For me, a former chemist, about to edit a poetry magazine, Poetry Review, the timing was perfect. The Periodic Table is an autobiography in which every chapter takes the title of a chemical element. This isn’t formulaic. Sometimes Levi’s story really does have the quest for a particular chemical element as its core; at other times it is the subtlest of metaphors, as in Argon, in which that gas’s almost total inertness symbolises the marginal status of his Piedmontese Jewish forebears.
I read the book originally in English but later came to appreciate Levi in Italian (many of his stories and essays have still never been translated). His style translates exceptionally well because Levi weighs every word; there is, as Bellow says “nothing superfluous”. In his books Levi is grave, serene, dignified and all the more heartbreaking for his modest restraint. For me, the most touching story is Phosphorus. Levi was immensely shy with women and, in a laboratory in 1942, on a wild goose chase for a diabetes cure, he met Giulia, a girl he felt unable to woo properly: “A veil, a breath, a throw of the dice diverted us onto two divergent paths, which were not ours”.
The Periodic Table shows how chemistry was just as animated a realm for Levi as nature was for Thomas Hardy – the stink of chemistry a pleasant effluvium that pervaded his life. It was also a source of moral strength. In the skewed human world of Mussolini’s racial laws and the nightmare inversion of humanity that was Auschwitz, chemistry’s tangible knowledge was an incorruptible bastion to which he could cling: “Matter is matter, neither noble nor vile”. It also saved his life.

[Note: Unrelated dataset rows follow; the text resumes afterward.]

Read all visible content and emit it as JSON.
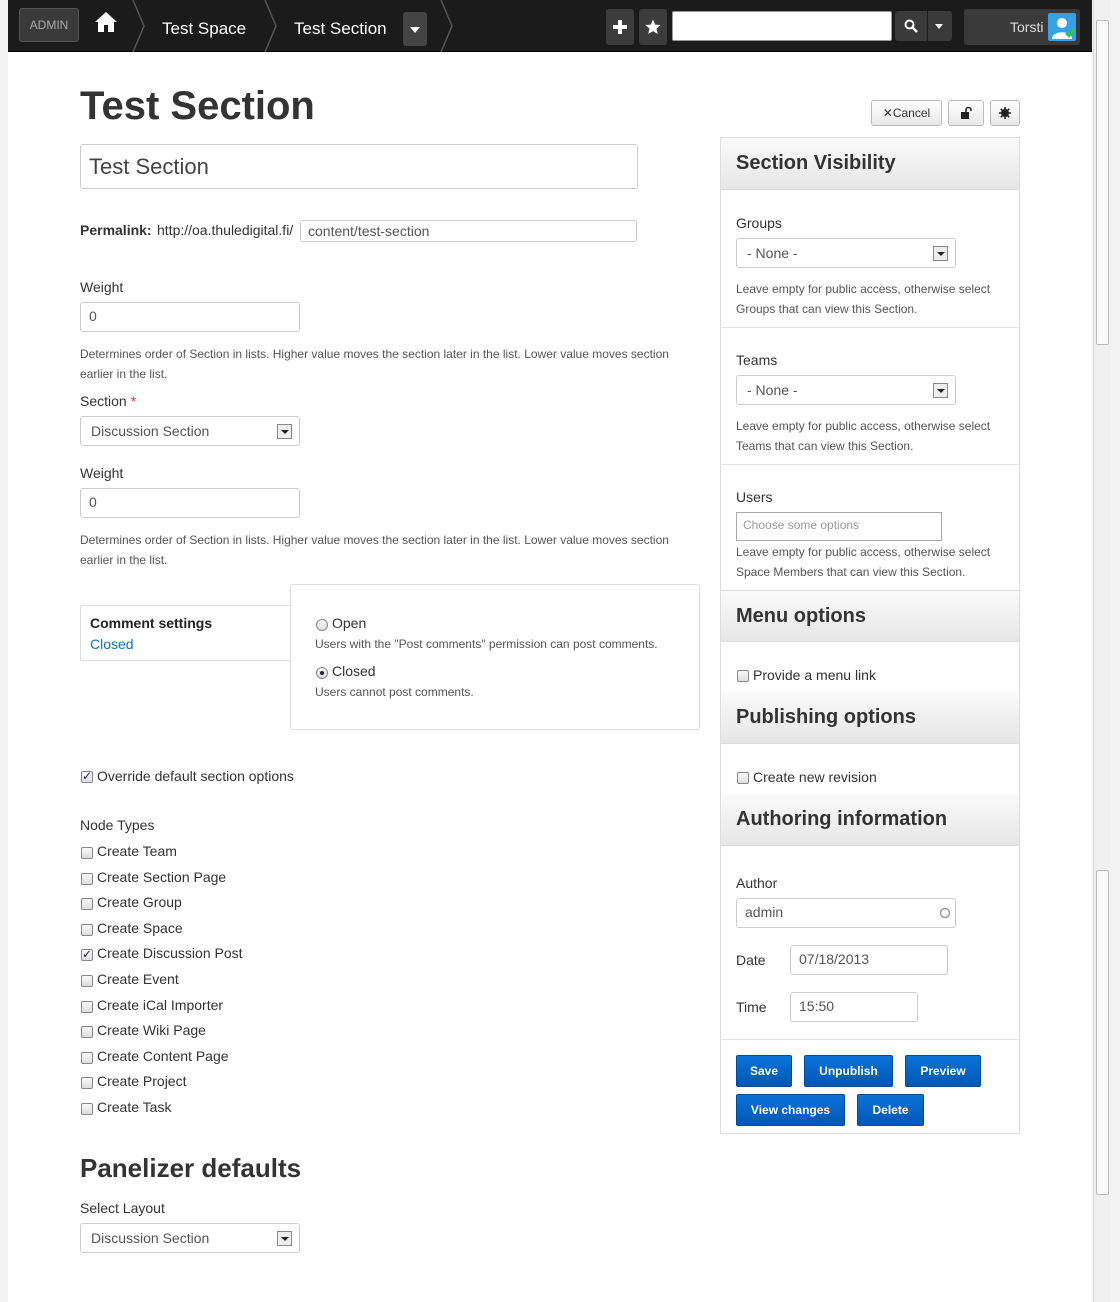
{
  "topbar": {
    "admin_label": "ADMIN",
    "breadcrumbs": [
      "Test Space",
      "Test Section"
    ],
    "user_name": "Torsti"
  },
  "page_title": "Test Section",
  "title_field_value": "Test Section",
  "actions": {
    "cancel_label": "Cancel"
  },
  "permalink": {
    "label": "Permalink:",
    "base": "http://oa.thuledigital.fi/",
    "path": "content/test-section"
  },
  "weight1": {
    "label": "Weight",
    "value": "0",
    "description_line1": "Determines order of Section in lists. Higher value moves the section later in the list. Lower value moves section",
    "description_line2": "earlier in the list."
  },
  "section": {
    "label": "Section",
    "required_mark": "*",
    "value": "Discussion Section"
  },
  "weight2": {
    "label": "Weight",
    "value": "0",
    "description_line1": "Determines order of Section in lists. Higher value moves the section later in the list. Lower value moves section",
    "description_line2": "earlier in the list."
  },
  "comment_settings": {
    "tab_title": "Comment settings",
    "tab_summary": "Closed",
    "open_label": "Open",
    "open_desc": "Users with the \"Post comments\" permission can post comments.",
    "closed_label": "Closed",
    "closed_desc": "Users cannot post comments.",
    "selected": "Closed"
  },
  "override_label": "Override default section options",
  "node_types": {
    "label": "Node Types",
    "items": [
      {
        "label": "Create Team",
        "checked": false
      },
      {
        "label": "Create Section Page",
        "checked": false
      },
      {
        "label": "Create Group",
        "checked": false
      },
      {
        "label": "Create Space",
        "checked": false
      },
      {
        "label": "Create Discussion Post",
        "checked": true
      },
      {
        "label": "Create Event",
        "checked": false
      },
      {
        "label": "Create iCal Importer",
        "checked": false
      },
      {
        "label": "Create Wiki Page",
        "checked": false
      },
      {
        "label": "Create Content Page",
        "checked": false
      },
      {
        "label": "Create Project",
        "checked": false
      },
      {
        "label": "Create Task",
        "checked": false
      }
    ]
  },
  "panelizer": {
    "heading": "Panelizer defaults",
    "layout_label": "Select Layout",
    "layout_value": "Discussion Section"
  },
  "sidebar": {
    "visibility": {
      "heading": "Section Visibility",
      "groups_label": "Groups",
      "groups_value": "- None -",
      "groups_desc1": "Leave empty for public access, otherwise select",
      "groups_desc2": "Groups that can view this Section.",
      "teams_label": "Teams",
      "teams_value": "- None -",
      "teams_desc1": "Leave empty for public access, otherwise select",
      "teams_desc2": "Teams that can view this Section.",
      "users_label": "Users",
      "users_placeholder": "Choose some options",
      "users_desc1": "Leave empty for public access, otherwise select",
      "users_desc2": "Space Members that can view this Section."
    },
    "menu": {
      "heading": "Menu options",
      "provide_link_label": "Provide a menu link"
    },
    "publishing": {
      "heading": "Publishing options",
      "new_revision_label": "Create new revision"
    },
    "authoring": {
      "heading": "Authoring information",
      "author_label": "Author",
      "author_value": "admin",
      "date_label": "Date",
      "date_value": "07/18/2013",
      "time_label": "Time",
      "time_value": "15:50"
    },
    "buttons": {
      "save": "Save",
      "unpublish": "Unpublish",
      "preview": "Preview",
      "view_changes": "View changes",
      "delete": "Delete"
    }
  },
  "colors": {
    "topbar_bg": "#1b1b1b",
    "primary_button": "#0a66c8",
    "link": "#0a74c4",
    "avatar": "#36a1e6"
  }
}
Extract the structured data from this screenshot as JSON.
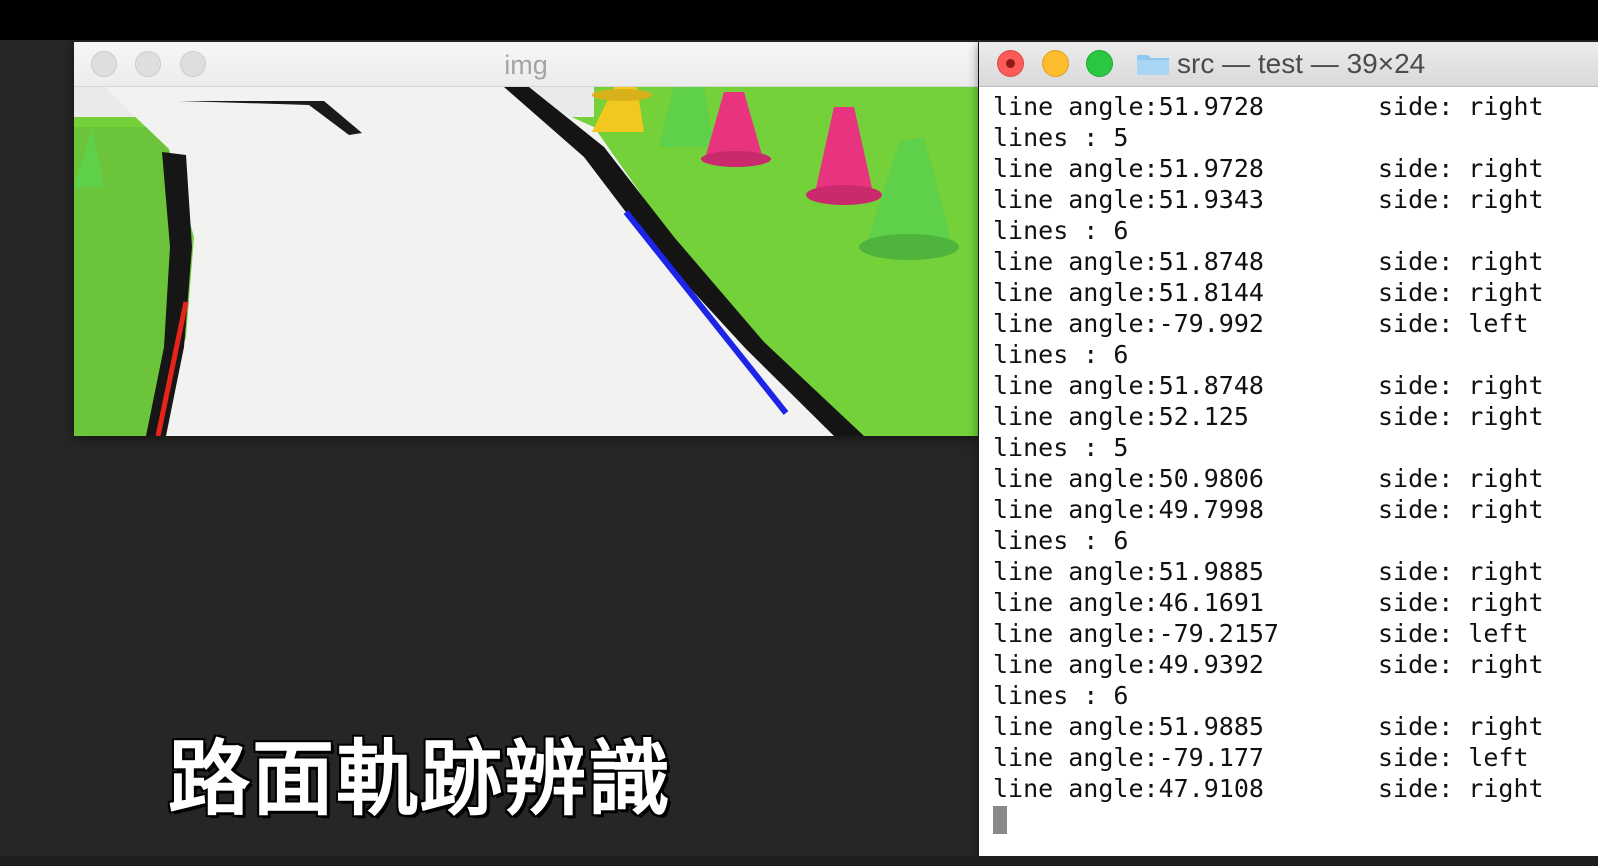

Levi was a slightly built man and only the strongest could survive many months of the camp in winter. In the summer of 1944 Levi was detailed to work in the laboratory. The chapter Cerium recounts how he found a store of alloy that could be whittled down to make lighter flints and bartered for food. It was this that kept him alive. The Periodic Table marks a coming of age for science in literature. For Levi there was only one culture and he delighted in trespassing on specialised domains. It is a book that is also a catalyst, one that opens the prospect of a whole world of delighted exploration, an expansion of the literary franchise.